Anne Curtis Chandler received her Bachelor's degree from Wellesley College in 1910. Upon her graduation, she took a job at the Metropolitan Museum of Art in the Photographic Department. She would work at the Metropolitan until 1934, spending the majority of her years in the Education Department, where she created the Children's Story Hour programs. She finished her career at Hunter College where she worked on teacher training programs and new methods for making curriculum "come alive" for students.
Chandler was most famous for her Children's Story Hour programs at the Metropolitan Museum of Art from 1917-1934. Over her 17-year career in the Met's Education Department she increased the institution's youth audience by creating a stimulating learning environment for children of all ages. By 1932 she was drawing 70,000 to 90,000 youngsters to the museum each year for her programs, which included a "magic lantern" slide show, storytelling, and docent-led tours.
She was devoted to bringing children into the museum at a time where children's programs in cultural institutions were still largely unknown.

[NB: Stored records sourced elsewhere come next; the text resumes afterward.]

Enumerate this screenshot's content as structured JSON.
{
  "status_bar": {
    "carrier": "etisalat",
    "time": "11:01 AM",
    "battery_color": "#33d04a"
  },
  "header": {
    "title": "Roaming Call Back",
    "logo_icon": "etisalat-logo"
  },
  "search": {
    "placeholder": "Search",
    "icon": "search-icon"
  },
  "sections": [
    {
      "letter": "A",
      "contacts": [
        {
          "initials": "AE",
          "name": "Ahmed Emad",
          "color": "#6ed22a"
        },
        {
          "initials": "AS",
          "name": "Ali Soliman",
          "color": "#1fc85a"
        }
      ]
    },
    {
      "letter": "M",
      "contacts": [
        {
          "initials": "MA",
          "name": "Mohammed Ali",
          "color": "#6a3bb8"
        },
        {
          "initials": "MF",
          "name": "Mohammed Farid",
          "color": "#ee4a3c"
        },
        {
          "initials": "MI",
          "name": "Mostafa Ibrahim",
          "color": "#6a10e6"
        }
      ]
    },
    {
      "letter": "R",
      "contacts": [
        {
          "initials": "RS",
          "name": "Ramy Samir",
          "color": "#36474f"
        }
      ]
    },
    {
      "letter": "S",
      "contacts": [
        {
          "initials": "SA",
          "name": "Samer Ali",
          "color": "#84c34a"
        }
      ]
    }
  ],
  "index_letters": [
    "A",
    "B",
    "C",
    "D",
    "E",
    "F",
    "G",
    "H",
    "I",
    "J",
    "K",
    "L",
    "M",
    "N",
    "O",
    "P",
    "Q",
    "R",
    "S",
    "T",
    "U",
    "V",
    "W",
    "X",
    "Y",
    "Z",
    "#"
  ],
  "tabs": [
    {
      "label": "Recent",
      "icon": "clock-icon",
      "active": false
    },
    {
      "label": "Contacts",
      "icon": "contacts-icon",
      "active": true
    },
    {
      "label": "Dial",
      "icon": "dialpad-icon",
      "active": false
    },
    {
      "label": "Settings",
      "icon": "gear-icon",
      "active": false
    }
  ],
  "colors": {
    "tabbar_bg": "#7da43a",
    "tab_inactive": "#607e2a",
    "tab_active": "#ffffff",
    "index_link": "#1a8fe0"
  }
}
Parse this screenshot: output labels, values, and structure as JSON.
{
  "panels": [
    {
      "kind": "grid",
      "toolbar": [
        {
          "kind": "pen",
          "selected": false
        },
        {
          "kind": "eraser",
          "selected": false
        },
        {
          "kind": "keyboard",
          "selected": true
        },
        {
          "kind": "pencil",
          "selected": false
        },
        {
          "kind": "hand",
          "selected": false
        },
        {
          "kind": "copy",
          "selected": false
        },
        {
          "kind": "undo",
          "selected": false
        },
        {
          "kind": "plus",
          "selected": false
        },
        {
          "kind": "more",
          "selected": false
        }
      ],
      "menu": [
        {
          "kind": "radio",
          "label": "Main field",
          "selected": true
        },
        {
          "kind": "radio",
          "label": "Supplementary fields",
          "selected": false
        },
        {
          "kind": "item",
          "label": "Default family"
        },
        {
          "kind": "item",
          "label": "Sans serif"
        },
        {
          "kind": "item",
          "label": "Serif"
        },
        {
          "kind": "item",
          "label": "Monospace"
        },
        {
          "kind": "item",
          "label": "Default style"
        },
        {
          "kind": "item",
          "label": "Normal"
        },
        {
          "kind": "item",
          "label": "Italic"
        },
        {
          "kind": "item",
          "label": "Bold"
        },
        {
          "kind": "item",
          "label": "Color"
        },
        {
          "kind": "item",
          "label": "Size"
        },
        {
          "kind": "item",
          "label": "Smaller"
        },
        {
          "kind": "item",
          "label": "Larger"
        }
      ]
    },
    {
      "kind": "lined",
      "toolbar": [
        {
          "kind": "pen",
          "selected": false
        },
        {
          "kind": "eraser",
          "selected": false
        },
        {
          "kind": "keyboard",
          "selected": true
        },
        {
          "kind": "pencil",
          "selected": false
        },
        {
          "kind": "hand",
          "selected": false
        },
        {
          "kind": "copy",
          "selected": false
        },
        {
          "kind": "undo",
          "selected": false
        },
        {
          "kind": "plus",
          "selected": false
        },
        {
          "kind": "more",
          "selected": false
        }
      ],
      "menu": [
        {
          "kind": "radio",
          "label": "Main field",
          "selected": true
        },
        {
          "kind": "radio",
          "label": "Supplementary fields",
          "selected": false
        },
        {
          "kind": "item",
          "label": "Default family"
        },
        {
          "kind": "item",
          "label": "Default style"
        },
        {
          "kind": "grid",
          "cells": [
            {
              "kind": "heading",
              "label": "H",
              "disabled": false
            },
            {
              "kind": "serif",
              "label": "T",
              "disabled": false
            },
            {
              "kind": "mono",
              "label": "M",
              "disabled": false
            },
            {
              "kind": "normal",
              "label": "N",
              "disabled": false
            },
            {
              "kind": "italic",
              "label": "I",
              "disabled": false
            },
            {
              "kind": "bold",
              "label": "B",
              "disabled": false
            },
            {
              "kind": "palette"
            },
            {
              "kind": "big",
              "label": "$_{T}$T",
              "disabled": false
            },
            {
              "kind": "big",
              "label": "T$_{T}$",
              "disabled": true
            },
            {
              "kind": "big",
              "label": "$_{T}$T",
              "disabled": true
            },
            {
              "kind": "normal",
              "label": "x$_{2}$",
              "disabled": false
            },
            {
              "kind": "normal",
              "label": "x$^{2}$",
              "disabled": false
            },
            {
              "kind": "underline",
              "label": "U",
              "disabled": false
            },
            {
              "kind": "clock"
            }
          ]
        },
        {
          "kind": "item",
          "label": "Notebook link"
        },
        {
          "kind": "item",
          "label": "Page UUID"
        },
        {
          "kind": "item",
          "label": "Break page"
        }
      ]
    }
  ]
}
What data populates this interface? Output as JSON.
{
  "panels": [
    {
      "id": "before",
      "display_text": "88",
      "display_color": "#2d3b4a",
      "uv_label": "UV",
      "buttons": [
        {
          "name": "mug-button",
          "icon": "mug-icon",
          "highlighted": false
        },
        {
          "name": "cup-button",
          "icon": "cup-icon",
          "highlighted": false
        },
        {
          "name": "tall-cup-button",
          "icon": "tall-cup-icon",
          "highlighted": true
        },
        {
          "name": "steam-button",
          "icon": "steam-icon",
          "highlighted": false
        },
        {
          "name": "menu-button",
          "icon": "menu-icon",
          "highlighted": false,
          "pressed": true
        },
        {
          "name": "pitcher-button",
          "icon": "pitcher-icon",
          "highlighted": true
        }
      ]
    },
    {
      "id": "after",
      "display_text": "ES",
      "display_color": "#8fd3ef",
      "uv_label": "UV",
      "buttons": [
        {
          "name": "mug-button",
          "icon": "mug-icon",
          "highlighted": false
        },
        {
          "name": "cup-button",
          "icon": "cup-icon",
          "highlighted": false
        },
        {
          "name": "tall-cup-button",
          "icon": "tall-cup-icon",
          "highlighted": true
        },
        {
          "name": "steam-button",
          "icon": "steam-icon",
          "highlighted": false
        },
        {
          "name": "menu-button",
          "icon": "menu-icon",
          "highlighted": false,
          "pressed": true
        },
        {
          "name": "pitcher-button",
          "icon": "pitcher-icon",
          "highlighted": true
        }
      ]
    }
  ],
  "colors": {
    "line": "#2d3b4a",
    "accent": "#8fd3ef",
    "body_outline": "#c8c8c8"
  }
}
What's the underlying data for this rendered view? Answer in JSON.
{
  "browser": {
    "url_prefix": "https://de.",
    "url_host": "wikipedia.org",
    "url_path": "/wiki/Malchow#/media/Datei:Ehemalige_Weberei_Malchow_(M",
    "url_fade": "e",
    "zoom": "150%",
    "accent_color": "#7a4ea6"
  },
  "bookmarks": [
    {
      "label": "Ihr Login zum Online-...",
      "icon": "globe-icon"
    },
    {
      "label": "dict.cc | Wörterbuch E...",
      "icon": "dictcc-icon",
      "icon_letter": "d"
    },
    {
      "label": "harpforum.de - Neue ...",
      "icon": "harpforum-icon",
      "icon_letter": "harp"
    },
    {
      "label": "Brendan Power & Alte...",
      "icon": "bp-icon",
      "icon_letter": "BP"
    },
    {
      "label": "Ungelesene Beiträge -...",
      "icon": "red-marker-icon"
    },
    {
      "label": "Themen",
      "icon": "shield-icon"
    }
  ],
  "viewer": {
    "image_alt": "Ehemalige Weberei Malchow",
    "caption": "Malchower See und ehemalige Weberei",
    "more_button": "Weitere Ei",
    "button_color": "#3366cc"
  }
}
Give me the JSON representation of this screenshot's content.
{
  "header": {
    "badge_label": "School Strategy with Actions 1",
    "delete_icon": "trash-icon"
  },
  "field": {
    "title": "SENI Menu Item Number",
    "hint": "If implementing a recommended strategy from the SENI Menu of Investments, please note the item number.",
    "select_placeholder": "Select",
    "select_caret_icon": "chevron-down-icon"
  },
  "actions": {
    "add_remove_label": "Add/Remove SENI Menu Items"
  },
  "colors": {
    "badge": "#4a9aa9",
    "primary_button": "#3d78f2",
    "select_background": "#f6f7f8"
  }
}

In 1918 she wrote: “I would rather be the children’s Storyteller than the queen’s favorite or the king’s counselor.”